Guest viewpoint: Baton Rouge’s IBM partnership pays off

IBM
The IBM Client Innovation Center in downtown Baton Rouge.

IBM
Charles Masters, IBM’s senior state executive for Louisiana.

In the few short years since the state of Louisiana and IBM partnered to launch the Baton Rouge Client Innovation Center, our employees have transformed the CIC into a globally recognized technology hub in Baton Rouge. This team is in the right place at the right time, and is changing the world by putting smart to work. We have our partners at the city and state level, and Louisiana’s educators and talented workforce to thank for that progress.

This progress includes one of our biggest successes, achievement this June of the employment level we agreed to with the state. While we met our goal later than anticipated, IBM stands by our commitments and we have continued to hire. We are proud to be a part of the Baton Rouge community and we are focused on making a positive impact on Louisiana’s economy and workforce for years to come.

Our partnership with this state and community is stronger than ever, and our potential for continued growth in the age of AI has never been greater. For starters, IBM has delivered more than $124 million in employee payroll to Baton Rouge since 2013 – which amounts to $5 paid to local employees for every $1 the state has invested thus far in IBM. In addition to our own workforce, we understand from LED that local employment indirectly supported by IBM accounts for more than 1,000 jobs.

In addition, IBM generates more than $600,000 per year in spending with Baton Rouge-area businesses. In fact, personal income in the Capital Region is growing – it has risen over $4 billion since IBM announced its expansion to Baton Rouge in 2013 – and we’re proud to be a part of that growth.

Beyond those numbers, IBM has made long-term economic commitments to Baton Rouge through the education and training of a high-tech workforce. IBM started a high-tech movement in the state, which is why we are so committed to providing multiple pathways to a good-paying job for new, current and returning Louisianans. Besides hiring talent with advanced bachelors and masters degrees, at any given time we also have “new collar” career opportunities available – jobs that require specific, in-demand skills but not always a bachelor’s degree.

We know that it isn’t enough to just have these new collar opportunities available. We also need to make sure we are providing opportunities for the hardworking members of our community to obtain the type of skills required to fill these jobs. And it is never too early or too late to learn these skills, because the only real requirement is the motivation to take a job that will change the world.

Every day at the CIC I see a diverse group of highly skilled and motivated employees working together to innovate for IBM’s clients. From them, I have learned that we can change the world for Louisiana working families. Since launching our apprenticeship program earlier this year, we’ve given hope to a young mom who wasn’t seeing upward career mobility. We’ve invested in teaching new skills to a Veteran who served our nation. And we’ve seen the potential in a community college graduate who had the ambition to lead a growing team.

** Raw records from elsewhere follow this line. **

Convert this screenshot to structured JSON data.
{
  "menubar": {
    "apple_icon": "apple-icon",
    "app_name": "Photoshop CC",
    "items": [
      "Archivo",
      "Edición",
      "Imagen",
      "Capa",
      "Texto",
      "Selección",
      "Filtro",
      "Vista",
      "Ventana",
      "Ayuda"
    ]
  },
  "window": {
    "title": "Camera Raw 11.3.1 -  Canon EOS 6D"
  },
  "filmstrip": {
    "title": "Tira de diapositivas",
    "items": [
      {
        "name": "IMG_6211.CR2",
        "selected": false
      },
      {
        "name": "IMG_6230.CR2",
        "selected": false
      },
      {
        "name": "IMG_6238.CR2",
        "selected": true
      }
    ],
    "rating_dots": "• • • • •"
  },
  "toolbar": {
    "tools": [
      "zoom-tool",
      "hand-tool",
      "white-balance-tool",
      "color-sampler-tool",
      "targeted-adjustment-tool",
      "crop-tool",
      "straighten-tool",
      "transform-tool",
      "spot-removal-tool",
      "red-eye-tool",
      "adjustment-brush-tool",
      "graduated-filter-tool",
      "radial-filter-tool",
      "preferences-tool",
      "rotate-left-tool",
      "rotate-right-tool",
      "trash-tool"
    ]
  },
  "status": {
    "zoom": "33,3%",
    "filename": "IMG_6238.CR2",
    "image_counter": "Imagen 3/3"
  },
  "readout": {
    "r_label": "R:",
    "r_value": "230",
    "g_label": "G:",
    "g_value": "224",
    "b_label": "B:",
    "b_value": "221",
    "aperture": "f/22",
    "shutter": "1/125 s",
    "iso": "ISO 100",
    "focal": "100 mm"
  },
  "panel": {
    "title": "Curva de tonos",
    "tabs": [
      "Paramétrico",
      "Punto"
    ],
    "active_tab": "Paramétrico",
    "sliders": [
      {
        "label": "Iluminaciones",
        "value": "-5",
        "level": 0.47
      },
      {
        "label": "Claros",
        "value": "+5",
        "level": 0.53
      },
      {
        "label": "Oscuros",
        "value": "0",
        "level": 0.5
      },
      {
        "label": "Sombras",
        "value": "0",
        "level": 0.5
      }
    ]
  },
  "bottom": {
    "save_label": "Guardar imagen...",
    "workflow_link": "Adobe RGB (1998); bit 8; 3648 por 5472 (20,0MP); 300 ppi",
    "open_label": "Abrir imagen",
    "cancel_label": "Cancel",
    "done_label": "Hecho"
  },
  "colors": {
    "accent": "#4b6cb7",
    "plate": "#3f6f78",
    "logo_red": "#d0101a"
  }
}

Another thing that I have learned is that we can’t do this alone. Which is why we have partnerships and programs like P-TECH at Tara High School and various local college and university partnerships. All of these are helping to position Baton Rouge for technology-driven success, while helping to improve the lives of neighbors here in our community.

IBM apprentices and P-TECH graduates are building skills for careers in areas such as data science, software development, systems administration and cybersecurity. After completing their programs, these local professionals can enter the 21st century workforce with no student debt.

IBM continues to work with multiple state universities and community colleges, increasing enrollment year over year and helping the educators continually refine curriculums to increase value to the business community. For example, IBM’s continued partnership with LSU’s entrepreneurship and information systems department has supported a 100% enrollment growth from approximately 400 to 800 students in the last year and a 250% growth in the computer science department enrollment since our arrival in 2013.

In addition, our aggressive program for local hiring includes partnerships with local colleges and universities including BRCC, Southern and LSU. And we continue to recruit talented workers who have left the state to return their skills and economic and community contributions to Louisiana.

As IBMers, our Baton Rouge employees personify our company’s culture of service by contributing their time and talent to the community. Baton Rouge CIC employees volunteer at such events as the LA Women in IT’s annual “Code Day” for high school girls. They work with the United Way to serve as mentors for underserved middle school students with STEMup Baton Rouge. And they contribute their expertise and global perspective through nonprofit board service in the areas of education and college readiness.

The bottom line is that our partnership with the state of Louisiana has enabled us to build a world-class technology center for client service. We achieved our employment level commitment and continue to hire. As part of that effort, we’re working with local partners to close the “skills gap” between industry requirements and workforce readiness through education, training and recruiting efforts to help ensure Louisiana’s long-term prosperity.

IBM is delighted to call Baton Rouge home. We have made a commitment to this wonderful community, and we stand by it. All of us look forward to making a positive, lasting impact here.


Charles Masters leads IBM’s North American Client Innovation Centers, and is IBM’s Senior State Executive for Louisiana.